Entries shown section start
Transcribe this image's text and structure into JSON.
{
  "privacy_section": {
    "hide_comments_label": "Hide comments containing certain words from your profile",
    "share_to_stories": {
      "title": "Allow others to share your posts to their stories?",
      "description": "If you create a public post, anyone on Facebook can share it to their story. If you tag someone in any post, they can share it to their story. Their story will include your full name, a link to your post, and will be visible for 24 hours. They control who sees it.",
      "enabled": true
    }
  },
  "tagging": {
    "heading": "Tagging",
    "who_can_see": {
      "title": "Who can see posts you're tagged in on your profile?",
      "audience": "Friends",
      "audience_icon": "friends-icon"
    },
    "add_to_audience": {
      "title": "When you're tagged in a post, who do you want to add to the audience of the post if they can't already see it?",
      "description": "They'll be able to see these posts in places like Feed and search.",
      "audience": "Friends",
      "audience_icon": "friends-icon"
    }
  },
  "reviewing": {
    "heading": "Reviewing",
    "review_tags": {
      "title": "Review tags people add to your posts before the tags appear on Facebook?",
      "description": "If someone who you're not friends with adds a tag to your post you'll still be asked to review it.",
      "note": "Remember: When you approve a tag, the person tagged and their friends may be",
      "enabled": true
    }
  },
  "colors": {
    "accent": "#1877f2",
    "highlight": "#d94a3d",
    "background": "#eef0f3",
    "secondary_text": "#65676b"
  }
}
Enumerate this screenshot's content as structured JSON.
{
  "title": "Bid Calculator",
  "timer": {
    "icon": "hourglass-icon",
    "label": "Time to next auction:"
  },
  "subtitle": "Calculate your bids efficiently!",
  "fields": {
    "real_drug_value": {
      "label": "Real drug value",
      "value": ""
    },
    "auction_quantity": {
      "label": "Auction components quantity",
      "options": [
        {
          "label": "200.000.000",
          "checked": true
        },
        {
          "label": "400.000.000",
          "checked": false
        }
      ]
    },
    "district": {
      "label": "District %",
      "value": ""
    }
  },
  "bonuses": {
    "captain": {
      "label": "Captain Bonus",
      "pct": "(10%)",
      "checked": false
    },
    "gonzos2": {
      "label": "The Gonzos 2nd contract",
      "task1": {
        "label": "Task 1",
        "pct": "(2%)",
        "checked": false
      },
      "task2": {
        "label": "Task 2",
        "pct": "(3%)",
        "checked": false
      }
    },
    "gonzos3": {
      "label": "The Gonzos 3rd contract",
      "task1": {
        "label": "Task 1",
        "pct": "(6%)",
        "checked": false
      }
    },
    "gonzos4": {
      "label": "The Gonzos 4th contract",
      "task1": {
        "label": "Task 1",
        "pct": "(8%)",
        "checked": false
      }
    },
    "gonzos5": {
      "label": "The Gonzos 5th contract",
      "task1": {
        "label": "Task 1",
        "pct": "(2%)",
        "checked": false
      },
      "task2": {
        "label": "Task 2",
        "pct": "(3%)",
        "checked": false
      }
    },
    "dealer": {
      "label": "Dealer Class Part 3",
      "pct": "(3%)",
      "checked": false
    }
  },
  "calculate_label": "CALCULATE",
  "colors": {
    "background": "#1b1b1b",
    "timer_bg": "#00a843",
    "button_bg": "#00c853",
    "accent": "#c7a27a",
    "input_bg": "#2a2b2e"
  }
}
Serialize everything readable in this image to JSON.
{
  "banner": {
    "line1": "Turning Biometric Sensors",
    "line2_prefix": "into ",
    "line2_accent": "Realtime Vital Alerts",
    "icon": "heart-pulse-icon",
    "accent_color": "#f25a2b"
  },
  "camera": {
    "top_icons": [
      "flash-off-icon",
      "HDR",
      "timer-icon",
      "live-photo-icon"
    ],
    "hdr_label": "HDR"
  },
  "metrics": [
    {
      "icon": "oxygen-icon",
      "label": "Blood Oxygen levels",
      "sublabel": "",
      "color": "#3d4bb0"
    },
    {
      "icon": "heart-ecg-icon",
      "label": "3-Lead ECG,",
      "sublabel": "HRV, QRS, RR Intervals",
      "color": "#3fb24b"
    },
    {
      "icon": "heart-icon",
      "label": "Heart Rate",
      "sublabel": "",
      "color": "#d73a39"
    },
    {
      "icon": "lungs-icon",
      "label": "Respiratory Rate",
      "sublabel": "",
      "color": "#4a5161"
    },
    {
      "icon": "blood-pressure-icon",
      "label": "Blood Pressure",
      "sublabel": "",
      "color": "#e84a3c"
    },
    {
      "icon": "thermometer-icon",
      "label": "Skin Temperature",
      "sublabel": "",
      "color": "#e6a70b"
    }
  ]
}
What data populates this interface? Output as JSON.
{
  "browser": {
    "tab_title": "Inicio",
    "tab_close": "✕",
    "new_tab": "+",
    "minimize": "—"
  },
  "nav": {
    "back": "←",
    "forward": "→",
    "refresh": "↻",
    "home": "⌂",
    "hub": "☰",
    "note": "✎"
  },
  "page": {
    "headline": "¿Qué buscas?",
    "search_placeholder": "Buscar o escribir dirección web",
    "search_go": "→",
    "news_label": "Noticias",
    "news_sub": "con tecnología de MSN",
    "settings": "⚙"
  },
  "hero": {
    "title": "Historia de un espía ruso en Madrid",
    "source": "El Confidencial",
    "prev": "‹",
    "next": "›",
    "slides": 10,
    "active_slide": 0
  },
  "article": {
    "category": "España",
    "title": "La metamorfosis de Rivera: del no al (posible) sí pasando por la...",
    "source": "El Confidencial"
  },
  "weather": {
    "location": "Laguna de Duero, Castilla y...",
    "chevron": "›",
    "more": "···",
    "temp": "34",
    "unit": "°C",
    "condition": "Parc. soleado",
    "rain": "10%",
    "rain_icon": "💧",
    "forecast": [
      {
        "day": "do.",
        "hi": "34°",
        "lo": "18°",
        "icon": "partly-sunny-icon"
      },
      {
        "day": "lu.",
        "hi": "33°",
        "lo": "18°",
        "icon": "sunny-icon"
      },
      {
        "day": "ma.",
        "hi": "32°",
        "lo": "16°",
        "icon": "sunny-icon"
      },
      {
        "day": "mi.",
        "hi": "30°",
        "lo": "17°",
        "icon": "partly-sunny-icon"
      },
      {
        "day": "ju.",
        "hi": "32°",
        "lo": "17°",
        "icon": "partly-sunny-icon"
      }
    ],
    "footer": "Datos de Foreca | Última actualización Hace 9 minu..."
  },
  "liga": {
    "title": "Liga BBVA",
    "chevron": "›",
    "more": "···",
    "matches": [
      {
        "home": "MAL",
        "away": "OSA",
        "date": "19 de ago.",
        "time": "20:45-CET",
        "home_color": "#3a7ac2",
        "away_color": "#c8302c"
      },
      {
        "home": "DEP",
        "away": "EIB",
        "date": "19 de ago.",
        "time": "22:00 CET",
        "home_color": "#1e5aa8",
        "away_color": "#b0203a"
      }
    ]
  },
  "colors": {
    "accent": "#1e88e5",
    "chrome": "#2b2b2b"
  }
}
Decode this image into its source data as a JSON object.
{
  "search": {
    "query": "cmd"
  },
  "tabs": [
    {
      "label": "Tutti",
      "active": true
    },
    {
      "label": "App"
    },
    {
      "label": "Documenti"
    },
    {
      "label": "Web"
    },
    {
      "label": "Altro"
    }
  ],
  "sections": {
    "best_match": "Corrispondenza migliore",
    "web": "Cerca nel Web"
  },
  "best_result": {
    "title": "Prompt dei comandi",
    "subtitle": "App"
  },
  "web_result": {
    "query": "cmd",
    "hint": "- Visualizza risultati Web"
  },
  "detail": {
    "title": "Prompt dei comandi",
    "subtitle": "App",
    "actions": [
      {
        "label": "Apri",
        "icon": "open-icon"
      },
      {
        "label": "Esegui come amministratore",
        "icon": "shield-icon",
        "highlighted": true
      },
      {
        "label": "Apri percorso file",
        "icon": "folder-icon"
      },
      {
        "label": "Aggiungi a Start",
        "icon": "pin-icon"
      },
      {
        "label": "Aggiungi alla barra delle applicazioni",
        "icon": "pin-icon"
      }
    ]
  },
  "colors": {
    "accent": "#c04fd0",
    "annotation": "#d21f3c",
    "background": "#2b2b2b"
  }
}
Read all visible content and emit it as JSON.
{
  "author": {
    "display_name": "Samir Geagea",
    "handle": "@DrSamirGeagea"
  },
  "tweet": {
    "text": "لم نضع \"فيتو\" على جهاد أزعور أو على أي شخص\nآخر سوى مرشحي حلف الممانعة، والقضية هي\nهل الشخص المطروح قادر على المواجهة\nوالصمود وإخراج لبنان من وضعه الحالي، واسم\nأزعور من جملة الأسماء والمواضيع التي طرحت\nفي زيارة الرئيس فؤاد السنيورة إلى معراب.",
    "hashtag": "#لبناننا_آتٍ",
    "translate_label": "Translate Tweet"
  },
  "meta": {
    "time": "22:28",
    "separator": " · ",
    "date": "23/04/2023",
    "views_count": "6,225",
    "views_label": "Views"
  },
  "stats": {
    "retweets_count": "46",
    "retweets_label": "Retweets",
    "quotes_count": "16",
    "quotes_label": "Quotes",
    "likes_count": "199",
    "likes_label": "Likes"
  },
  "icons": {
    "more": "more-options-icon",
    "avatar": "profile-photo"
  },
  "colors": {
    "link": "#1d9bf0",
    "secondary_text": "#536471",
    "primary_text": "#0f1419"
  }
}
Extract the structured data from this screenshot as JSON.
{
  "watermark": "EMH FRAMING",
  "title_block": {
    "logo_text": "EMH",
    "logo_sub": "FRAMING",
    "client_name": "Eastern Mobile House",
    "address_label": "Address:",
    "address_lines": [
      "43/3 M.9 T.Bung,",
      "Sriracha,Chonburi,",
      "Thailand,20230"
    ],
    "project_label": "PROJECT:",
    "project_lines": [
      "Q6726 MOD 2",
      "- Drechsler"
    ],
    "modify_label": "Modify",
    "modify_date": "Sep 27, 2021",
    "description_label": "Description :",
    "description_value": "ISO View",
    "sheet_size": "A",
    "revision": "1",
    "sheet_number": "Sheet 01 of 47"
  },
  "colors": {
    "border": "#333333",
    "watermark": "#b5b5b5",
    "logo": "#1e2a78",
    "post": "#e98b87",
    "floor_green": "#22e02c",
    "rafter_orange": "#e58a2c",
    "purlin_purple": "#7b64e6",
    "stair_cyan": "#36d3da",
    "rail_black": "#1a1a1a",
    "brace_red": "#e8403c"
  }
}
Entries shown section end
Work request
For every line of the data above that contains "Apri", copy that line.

Solution to this exercise
        "label": "Apri",
        "label": "Apri percorso file",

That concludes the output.